Skoda is adding Advanced Driver Assistance Systems (ADAS) to its Karoq and Kodiaq models.
It says the Skoda Karoq and Skoda Kodiaq SUVs are entering the 2020 model year with enhanced equipment for even more safety and comfort. Side Assist is now available for both models, for example, and warns the driver of vehicles in the blind spot up to 70 m away. One distinguishing visual feature that the latest versions of both popular SUVs have in common is the Skoda lettering on the tailgate.
Side Assist with a range of 70 m
The optional Side Assist has been added to the comprehensive selection of assistance systems for the Skoda Kodiaq and Karoq, replacing the previous Blind Spot Detect in both SUVs. In the new system, the range increases from 20 to 70 m. It uses two radar sensors to detect vehicles approaching from behind or that are in the car’s blind spot. The warning signals have been made more noticeable for the driver too. Rather than being situated in the mirror’s glass as they were before, the light signals are now found on the insides of the wing mirrors. They are considerably easier to notice and their brightness can be adjusted. The system works while accelerating at speeds of 15 km/h or more and down to a speed of 10 km/h while braking. Rear Traffic Alert is an integral part of Side Assist too. It warns the driver about objects moving behind the vehicle when reversing.
Adaptive chassis (DCC) can now also be combined with front-wheel drive

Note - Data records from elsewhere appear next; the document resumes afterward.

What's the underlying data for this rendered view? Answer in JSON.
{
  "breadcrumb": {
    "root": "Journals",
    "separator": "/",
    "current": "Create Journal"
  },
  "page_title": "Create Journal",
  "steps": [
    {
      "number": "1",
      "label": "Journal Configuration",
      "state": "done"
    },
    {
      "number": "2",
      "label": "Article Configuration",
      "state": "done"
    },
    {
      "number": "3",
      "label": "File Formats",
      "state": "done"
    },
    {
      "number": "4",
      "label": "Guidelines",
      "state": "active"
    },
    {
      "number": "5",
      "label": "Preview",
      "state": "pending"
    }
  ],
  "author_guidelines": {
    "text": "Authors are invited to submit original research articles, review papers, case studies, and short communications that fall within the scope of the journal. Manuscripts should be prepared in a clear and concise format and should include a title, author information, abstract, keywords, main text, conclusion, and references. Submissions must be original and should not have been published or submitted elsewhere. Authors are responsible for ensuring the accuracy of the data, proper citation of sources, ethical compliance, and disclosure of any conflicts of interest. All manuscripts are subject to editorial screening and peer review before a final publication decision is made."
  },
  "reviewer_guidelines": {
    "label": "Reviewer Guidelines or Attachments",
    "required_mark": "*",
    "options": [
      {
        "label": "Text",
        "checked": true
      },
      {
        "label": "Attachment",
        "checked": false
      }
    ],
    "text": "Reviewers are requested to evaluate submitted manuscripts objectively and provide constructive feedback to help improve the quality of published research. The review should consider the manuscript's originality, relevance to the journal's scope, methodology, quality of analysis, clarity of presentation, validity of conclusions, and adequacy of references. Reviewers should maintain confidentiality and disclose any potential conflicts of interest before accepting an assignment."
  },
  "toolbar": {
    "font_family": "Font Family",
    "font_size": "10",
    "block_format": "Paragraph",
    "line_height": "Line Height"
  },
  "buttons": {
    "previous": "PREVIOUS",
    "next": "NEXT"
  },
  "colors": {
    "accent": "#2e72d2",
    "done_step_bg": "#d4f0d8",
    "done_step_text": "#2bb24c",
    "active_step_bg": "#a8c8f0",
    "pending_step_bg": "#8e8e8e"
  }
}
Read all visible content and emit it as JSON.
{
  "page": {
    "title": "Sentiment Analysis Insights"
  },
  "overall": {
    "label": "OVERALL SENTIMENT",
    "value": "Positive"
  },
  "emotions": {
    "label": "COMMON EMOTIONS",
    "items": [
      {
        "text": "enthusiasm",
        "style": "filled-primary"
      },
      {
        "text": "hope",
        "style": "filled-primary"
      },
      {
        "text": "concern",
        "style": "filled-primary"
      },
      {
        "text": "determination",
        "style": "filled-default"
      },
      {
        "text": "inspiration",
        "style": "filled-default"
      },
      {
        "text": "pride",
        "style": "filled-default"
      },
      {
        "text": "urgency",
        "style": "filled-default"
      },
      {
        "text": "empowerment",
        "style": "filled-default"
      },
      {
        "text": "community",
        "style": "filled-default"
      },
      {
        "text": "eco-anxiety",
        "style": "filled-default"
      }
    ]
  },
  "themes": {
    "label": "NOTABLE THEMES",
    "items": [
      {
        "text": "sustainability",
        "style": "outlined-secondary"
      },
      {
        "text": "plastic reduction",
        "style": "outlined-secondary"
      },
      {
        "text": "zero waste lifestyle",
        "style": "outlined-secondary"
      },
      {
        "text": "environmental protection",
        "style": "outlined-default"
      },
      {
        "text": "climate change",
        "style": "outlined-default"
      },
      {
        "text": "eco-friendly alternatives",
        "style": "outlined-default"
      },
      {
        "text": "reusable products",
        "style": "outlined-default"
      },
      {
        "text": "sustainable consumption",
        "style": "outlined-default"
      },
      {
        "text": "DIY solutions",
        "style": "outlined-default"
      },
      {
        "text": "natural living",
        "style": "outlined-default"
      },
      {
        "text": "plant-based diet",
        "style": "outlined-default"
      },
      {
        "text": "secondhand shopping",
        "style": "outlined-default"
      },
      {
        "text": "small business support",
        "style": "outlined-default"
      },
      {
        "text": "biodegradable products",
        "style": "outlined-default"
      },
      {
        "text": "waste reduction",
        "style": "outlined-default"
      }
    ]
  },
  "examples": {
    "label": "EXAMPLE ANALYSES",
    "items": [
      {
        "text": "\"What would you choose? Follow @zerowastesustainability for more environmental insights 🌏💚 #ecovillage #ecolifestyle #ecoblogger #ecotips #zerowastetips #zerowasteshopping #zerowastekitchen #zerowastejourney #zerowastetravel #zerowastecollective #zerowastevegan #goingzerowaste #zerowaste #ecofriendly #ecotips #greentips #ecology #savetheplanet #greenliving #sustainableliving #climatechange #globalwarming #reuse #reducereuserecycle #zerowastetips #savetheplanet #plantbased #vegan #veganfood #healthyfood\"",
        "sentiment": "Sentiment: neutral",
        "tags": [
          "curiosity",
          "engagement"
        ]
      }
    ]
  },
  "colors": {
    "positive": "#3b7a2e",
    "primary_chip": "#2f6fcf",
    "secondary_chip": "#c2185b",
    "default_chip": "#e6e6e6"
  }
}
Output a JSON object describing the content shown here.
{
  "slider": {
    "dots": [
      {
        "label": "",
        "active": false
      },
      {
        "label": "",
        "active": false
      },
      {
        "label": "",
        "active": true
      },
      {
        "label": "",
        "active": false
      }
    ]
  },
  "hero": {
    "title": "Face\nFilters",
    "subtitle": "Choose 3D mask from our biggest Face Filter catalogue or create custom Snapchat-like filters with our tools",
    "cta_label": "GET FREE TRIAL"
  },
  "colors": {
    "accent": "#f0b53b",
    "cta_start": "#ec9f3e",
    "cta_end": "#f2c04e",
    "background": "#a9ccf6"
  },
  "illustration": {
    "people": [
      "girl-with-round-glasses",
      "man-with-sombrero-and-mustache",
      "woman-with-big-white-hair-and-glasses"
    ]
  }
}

The optional adaptive chassis (DCC) considerably boosts comfort in both Skoda SUVs. It is no longer exclusively available with all-wheel-drive vehicles, but can now also be ordered in conjunction with front-wheel drive. Boasting electronically adjustable shock absorbers, DCC automatically adapts the shock absorption to suit the road conditions and the current or preferred driving style. Via Driving Mode Select, the driver can also choose between three shock absorption modes – Comfort, Normal and Sport – which offer a variety of driving styles ranging from particularly comfortable to sporty.
KESSY with a motion sensor
Skoda is gradually equipping all of its models with the KESSY vehicle entry key with a motion sensor, thereby reducing the risk of the car being stolen or broken into. In this system, which is optional for the Karoq and Kodiaq, the key’s transmitter signal switches off automatically after 15 minutes of no movement – if it is placed in a drawer or on a desk, for example. As soon as the key is moved again, the transmitter function is re-activated. The Skoda Karoq or Kodiaq can then be opened conveniently as usual and switched on using the start button, without the need to take out the key.
New 2.0 TDI for the Skoda Karoq
A new 2.0 TDI with a power output of 140 kW (190 PS) has been added to the Skoda Karoq’s range of engines. It also fulfils the Euro 6d-TEMP emissions standard, having been fitted with an SCR catalytic converter including AdBlue injection and a diesel particulate filter. The engine, which is already familiar from the Skoda Kodiaq, is combined with all-wheel drive and a 7-speed DSG transmission as standard.
In autumn 2016, the Czech brand kicked off its major SUV campaign as part of its 2025 Strategy by launching the Skoda Kodiaq. The compact Skoda Karoq followed a year later. Skoda says the Kodiaq and Karoq have become key pillars of the company’s global growth strategy. Around 360,000 Skoda Kodiaqs have been produced worldwide since the car’s launch in autumn 2016. ISince autumn 2017, more than 220,000 Skoda Karoqs have already been manufactured; Skoda’s compact SUV is also available as a Scout and Sportline variant.